Whether he’s sculpting, speaking or mentoring young talent in his gallery in Dubai, Mattar Bin Lahej, 46, embodies the spirit of art. And although his work is now displayed from London to Texas, he says it’s not been an easy journey.

As a child, Bin Lahej did not join in when the boys gathered to play football. Instead, he drew in the sand. “I have been with the sand for a long time, so my practice starts with sand,” he says, describing how, even to this day, he paints using a surface of sand, employing water to harden it.

“I faced many challenges when I was young, because in the 1980s and 1990s, nobody breathed art here. I knew that I needed to be professional, though it is difficult – it means that in your pocket, you will never find money.”

Fortunately, he found support in the form of his father who, despite not having a deep appreciation of the arts, had a deep appreciation of his son’s talent.

Although Bin Lahej worked in different roles, some closer to arts than others, he says he always positioned himself in different orbits revolving around art.

He opened his gallery, Marsam Mattar, just over a decade ago and although he was worried at times that he might have to close it because of budgetary constraints, he says it is now stable. “I needed to do something special, so I jumped to do my gallery so I could keep in touch with the public.”
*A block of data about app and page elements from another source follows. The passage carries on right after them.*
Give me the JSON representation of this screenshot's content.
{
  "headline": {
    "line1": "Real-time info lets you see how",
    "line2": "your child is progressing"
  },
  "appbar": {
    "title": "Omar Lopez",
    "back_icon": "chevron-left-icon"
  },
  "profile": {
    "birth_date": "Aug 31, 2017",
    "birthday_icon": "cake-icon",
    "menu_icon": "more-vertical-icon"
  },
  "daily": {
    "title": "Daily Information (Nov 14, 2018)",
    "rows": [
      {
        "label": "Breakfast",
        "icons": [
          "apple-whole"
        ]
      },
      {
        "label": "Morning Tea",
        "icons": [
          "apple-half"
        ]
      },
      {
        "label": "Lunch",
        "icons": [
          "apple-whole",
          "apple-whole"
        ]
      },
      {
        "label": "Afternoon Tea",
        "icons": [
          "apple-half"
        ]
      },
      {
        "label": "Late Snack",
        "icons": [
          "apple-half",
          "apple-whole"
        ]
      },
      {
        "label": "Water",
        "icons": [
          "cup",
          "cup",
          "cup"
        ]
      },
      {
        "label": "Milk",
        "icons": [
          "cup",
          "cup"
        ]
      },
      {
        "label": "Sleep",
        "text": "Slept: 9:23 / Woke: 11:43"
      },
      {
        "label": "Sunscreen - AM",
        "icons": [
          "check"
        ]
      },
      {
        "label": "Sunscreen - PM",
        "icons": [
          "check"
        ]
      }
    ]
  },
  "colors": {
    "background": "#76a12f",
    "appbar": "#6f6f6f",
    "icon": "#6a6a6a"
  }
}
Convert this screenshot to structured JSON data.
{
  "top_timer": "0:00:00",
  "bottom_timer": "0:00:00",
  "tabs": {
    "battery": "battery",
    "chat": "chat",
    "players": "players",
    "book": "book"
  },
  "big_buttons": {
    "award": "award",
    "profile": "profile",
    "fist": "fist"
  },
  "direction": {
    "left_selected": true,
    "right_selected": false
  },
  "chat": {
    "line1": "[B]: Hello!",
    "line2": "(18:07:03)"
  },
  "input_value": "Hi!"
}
The father of six says whether a painter, sculptor, designer or any other artist, people must progress step by step and believe that they “can be something big”.

“In my art centre, we have a small staff but we are building a giant mind and I believe that artists should help each other. Before we felt small – when people said ‘Picasso’ or ‘Dali’, we covered our ears. But, I believe that as Emirati artists, we can now put our stamp on the history of art.”
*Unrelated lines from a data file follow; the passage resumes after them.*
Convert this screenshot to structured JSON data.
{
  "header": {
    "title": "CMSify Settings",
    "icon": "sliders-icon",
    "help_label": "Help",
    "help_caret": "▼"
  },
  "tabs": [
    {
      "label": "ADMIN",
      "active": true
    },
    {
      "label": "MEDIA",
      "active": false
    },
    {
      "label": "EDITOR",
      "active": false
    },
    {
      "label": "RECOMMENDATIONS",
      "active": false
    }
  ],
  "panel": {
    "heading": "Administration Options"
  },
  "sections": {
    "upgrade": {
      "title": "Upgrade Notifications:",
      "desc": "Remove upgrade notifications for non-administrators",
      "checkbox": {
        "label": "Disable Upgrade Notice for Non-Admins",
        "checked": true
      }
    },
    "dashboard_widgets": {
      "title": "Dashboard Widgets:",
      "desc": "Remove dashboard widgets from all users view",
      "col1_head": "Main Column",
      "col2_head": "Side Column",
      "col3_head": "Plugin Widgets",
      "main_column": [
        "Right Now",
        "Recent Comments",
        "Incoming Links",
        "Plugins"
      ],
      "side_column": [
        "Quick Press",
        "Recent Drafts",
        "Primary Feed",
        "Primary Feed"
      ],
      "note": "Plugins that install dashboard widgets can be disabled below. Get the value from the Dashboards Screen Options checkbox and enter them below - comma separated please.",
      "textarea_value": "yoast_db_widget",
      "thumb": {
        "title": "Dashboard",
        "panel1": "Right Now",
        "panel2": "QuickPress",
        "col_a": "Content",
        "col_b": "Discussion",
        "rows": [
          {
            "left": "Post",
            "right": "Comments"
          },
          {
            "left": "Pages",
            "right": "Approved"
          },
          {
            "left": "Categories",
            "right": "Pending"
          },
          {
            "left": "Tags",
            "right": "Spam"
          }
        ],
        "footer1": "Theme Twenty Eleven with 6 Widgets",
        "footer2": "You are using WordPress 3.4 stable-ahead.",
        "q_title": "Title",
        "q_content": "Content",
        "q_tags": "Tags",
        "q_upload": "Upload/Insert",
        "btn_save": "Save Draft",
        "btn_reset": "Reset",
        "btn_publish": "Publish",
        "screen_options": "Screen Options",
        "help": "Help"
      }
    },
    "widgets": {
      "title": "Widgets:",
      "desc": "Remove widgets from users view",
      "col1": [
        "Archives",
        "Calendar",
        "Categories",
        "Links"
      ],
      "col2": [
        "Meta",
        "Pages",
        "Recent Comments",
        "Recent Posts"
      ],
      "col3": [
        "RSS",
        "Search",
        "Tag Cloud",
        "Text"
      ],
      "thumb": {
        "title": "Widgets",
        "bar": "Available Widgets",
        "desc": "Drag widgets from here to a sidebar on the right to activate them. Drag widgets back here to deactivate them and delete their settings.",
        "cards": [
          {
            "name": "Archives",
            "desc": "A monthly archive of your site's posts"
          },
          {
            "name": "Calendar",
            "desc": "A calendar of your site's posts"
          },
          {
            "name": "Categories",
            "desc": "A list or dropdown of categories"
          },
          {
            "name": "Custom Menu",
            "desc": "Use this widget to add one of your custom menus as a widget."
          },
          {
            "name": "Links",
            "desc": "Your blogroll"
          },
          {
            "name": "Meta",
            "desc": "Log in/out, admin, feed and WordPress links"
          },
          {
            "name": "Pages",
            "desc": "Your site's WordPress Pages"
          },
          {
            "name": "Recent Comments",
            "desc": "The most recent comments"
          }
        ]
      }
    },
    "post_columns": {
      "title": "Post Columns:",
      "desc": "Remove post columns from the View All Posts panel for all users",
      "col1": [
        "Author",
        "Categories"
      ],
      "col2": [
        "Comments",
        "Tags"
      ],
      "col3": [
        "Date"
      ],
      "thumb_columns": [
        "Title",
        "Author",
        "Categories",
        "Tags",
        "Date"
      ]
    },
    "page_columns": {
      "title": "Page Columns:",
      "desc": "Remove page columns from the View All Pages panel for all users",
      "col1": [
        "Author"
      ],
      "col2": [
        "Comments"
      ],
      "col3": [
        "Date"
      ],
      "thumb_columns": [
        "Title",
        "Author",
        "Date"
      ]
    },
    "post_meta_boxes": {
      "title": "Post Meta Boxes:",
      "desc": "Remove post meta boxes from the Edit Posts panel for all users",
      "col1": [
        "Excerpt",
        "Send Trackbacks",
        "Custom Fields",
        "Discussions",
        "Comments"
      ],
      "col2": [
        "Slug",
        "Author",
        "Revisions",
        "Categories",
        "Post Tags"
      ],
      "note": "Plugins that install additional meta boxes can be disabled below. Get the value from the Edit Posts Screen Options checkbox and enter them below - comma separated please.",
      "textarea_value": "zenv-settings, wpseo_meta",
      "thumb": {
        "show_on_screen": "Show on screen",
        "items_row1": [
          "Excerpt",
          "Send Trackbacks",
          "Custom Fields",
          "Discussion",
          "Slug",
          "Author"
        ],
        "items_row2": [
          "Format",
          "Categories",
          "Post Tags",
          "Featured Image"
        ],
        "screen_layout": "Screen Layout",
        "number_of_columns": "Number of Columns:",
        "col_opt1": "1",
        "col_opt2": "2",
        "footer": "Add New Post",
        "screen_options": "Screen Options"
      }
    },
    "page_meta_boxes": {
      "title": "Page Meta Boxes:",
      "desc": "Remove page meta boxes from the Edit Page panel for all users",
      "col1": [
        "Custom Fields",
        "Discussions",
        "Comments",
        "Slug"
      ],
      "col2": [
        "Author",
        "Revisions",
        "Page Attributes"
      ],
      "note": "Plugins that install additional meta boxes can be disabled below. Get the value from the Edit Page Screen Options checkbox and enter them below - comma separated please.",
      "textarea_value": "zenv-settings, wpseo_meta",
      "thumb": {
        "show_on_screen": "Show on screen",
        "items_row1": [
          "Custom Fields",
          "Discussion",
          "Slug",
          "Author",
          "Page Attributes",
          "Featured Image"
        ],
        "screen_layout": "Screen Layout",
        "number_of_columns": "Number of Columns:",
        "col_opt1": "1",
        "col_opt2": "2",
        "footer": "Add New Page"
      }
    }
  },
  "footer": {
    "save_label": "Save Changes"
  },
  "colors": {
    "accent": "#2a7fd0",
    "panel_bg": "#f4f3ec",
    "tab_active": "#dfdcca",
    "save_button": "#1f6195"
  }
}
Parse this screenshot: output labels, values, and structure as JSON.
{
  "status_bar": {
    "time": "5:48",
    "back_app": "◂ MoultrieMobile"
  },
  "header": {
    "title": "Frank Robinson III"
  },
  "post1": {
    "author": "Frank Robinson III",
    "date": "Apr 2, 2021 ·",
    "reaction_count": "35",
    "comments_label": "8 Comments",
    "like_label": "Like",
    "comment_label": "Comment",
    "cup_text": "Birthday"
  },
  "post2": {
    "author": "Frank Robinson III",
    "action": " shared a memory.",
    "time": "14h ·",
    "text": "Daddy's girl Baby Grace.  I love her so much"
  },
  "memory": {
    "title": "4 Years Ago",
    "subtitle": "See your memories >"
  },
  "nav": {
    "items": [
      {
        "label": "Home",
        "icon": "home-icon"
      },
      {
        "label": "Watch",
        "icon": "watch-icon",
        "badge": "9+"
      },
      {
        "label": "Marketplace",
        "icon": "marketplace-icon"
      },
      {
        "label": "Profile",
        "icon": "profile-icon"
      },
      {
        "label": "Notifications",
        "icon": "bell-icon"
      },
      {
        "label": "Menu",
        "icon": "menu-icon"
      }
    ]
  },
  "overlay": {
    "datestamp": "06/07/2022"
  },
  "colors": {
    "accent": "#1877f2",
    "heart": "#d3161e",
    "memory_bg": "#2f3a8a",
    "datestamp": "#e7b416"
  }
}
Do you have any favourite artists?

I don’t differentiate. I enjoy all art and I enjoy seeing everything. At the same time I know what is the top art, the middle art and what is the garbage art.

What is your biggest artistic inspiration?

I always use the orbit of art – there are different things around you and you can touch them and bring them to life.

What kinds of images inspire you?

Do you know flamenco? When you see the way the woman holds the castanets, her face, the way she covers her body, the way she moves is like a painting.

How do these images feed into your art?

The way the mother supports her family and how the father does his job, when you see our sheikhs like Sheikh Zayed do many things to build our country for the future – these are all paintings and this is our gallery for me. Not the painting, not Picasso, not Dali. The world is my gallery.

How important has your gallery been for your art?

How can you wait for a train without a station? I needed the train to come here, but first I had to build the rail for the train – so it could come to my station.

What were some of the biggest hurdles you faced as a young Emirati artist in the 1980s and 1990s?

The government was not ready to support us; life did not support the arts. Where would you find the information? Who would guide you? Who would mentor you? There were no spaces for exhibitions, there were no dealings with artists directly and there were no maps of the arts, like there are now.

How did you overcome the odds?

When we face big walls, we need to break the walls – or jump over them. Maybe everyone takes shortcuts, but I took the long way.

How much have things changed?

We guide the arts everywhere in the world now – the new generation has a big chance to do something.

Does it become hard to challenge yourself as you grow older?

I always try to raise my level upwards and not go down. I am always hiking, for example – this is my challenge. And in my work, I put down some names of old artists I need to reach and surpass.

What sort of competition is good competition?

It is between me and myself. Others are my friends and we learn from each other but there is good competition, not bad competition. White competition – you move safely near him and you go past. Not, when you reach them you fight them because you don’t believe in them and they don’t believe in you. We are friends, we are brothers and we cannot kick each other.

HAlbustani@thenational.ae